Next, what do they want to know? Here you are working against the limits of human memory and understanding. They are not likely to remember more than three things. To get it to stick in their head, you need to anchor it against something relevant to them. So what do they want to know? How your product can help them? Who else uses it? How difficult, complex, simple, or easy this is?
Last, what are they prepared to do? This is where momentum is important. On a UI, it might be to learn more or click the next button. It might be to share. Whatever it is, it should be something within reach. This is where most presentations go wrong. In a pitch, you want to sell for the next thing, not the final thing. Imagine you are giving a presentation on climate change or social responsibility in your business. What do you want people to do? Solve climate change? Really? Or is there something attainable that they can do? Swap out a plastic bottle for a reusable one or carpool to work. Make that next step a no-brainer.
Tone, Edit, and Action.
Your T-leaf can act as a north star for your project. Whether it’s a presentation or a user experience, it guides you in three ways. First, the ‘feel’ line sets the tone. It can inform the art direction of your slides, or UI. Want this to feel approachable? You might want to explore using handwritten typefaces. Simple? Use plenty of whitespace. The ‘know’ line is your edit function. It turns your vomit draft into a clean piece of writing. It focuses your information hierarchy. It tells you exactly what points you need to punch home. The ‘do’ line drives action. In a pitch deck, it sets up the ask. It helps you and the audience understand the next step. And perhaps most importantly, it gives you a concrete measure.
Mind the gap.
You will notice, as you start to put a T-leaf in action, a couple of things.
It’s easy to get confused about emotions.

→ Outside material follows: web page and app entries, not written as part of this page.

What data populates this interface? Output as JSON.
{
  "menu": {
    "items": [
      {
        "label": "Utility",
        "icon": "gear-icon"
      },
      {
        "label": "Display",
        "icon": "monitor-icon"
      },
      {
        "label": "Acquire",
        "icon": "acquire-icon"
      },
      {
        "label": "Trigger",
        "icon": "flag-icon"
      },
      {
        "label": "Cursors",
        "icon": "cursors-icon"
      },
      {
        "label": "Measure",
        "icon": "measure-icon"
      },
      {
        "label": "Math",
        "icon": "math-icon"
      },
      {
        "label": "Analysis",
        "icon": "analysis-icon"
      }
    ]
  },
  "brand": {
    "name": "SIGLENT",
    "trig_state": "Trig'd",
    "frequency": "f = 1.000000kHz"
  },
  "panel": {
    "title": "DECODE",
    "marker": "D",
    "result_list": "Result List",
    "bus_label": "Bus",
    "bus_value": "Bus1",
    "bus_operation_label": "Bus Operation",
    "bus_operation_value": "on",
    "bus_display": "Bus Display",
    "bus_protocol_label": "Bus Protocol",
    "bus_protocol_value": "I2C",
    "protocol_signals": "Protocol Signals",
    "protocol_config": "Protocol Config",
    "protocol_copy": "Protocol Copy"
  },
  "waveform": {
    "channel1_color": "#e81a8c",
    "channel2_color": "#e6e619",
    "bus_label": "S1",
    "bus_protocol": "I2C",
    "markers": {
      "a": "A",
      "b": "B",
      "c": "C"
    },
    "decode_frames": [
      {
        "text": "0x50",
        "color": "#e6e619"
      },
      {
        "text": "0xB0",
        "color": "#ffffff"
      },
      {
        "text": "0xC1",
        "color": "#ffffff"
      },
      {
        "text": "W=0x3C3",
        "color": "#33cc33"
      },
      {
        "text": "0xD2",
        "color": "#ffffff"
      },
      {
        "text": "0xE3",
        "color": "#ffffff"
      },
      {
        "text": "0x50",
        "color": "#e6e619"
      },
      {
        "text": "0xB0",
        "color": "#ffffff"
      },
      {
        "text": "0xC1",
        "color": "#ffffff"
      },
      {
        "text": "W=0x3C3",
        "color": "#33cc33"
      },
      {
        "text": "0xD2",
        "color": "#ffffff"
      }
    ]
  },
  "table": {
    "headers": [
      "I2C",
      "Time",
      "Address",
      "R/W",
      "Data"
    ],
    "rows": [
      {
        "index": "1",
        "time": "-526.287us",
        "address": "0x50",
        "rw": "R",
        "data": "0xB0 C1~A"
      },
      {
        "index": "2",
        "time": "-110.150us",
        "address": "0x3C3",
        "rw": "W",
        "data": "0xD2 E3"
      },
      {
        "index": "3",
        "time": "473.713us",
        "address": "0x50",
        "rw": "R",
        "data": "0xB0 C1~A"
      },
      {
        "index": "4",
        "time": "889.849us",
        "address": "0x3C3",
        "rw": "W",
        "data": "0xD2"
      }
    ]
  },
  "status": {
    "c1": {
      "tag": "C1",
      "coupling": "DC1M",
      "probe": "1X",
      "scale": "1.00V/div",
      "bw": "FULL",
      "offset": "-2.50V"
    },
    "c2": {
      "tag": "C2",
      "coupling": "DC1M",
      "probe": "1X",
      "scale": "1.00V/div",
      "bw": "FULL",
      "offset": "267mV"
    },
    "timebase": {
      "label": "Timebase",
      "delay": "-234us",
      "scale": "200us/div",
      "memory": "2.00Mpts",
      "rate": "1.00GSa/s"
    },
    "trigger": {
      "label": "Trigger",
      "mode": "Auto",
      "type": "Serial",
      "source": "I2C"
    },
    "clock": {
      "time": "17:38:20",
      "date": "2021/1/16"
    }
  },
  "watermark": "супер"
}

Curious is a feeling. Understanding blockchain is not. There are plenty of emotions and feelings to choose from.¹³ Make sure that you are clear about these. Paraphrasing neurologist Donald Calne, “emotion leads to action, reason leads to judgment.”¹⁴
It’s all too easy to fill in the, “What do I want them to know” box. Unfortunately, this is the least important one. It’s not what they care about. And, according to the rule of three, they won’t remember anyway. As you fill out your T-leaf, ruthlessly prioritize. Make sure you get to the top three items for each box.
Remove the big words and use simple language.
Remember that you have a knowledge gap to overcome. Whatever you are creating, an app, a presentation, you don’t want to make them think too hard. Time and brainpower that your audience spends translating acronyms, or parsing difficult sentences are wasted. You want them to spend their brainpower on the important stuff.
Tie in the big idea with the example.
Whatever your big idea, make it concrete. That will make it more straightforward, and stickier. You see this in politics all the time. For example, Big idea, then simple language and concrete example. In the business world, an abstract initiative might be, “Improve our Cx.” This could be made concrete as, “put a smile on every customer’s face.”
Most of all, mind the gap. You will have a difference between the left and right-hand sides. Your job is to bridge that gap between what you want, and what they want.
Remember, it’s all about me.
Gavin McMahon is a founder and Chief Content Officer for fassforward consulting group. He leads Learning Design and Product development across fassforward’s range of services. This crosses diverse topics, including Leadership, Culture, Decision-making, Information design, Storytelling, and Customer Experience.
Eugene Yoon is a graphic designer and illustrator at fassforward. She is a crafter of Visual Logic.
Eugene is multifaceted and works on various types of projects, including but not limited to product design, UX and web design, data visualization, print design, advertising, and presentation design.